Data to use
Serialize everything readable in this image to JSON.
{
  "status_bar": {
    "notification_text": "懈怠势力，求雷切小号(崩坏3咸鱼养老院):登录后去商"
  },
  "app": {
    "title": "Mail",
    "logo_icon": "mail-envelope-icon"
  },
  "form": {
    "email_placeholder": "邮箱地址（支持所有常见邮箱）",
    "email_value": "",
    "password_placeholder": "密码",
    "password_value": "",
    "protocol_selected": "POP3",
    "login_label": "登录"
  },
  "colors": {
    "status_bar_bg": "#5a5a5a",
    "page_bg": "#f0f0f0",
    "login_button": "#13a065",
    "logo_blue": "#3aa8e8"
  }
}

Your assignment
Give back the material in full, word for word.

Solution to this problem
Serialize everything readable in this image to JSON.
{
  "status_bar": {
    "notification_text": "懈怠势力，求雷切小号(崩坏3咸鱼养老院):登录后去商"
  },
  "app": {
    "title": "Mail",
    "logo_icon": "mail-envelope-icon"
  },
  "form": {
    "email_placeholder": "邮箱地址（支持所有常见邮箱）",
    "email_value": "",
    "password_placeholder": "密码",
    "password_value": "",
    "protocol_selected": "POP3",
    "login_label": "登录"
  },
  "colors": {
    "status_bar_bg": "#5a5a5a",
    "page_bg": "#f0f0f0",
    "login_button": "#13a065",
    "logo_blue": "#3aa8e8"
  }
}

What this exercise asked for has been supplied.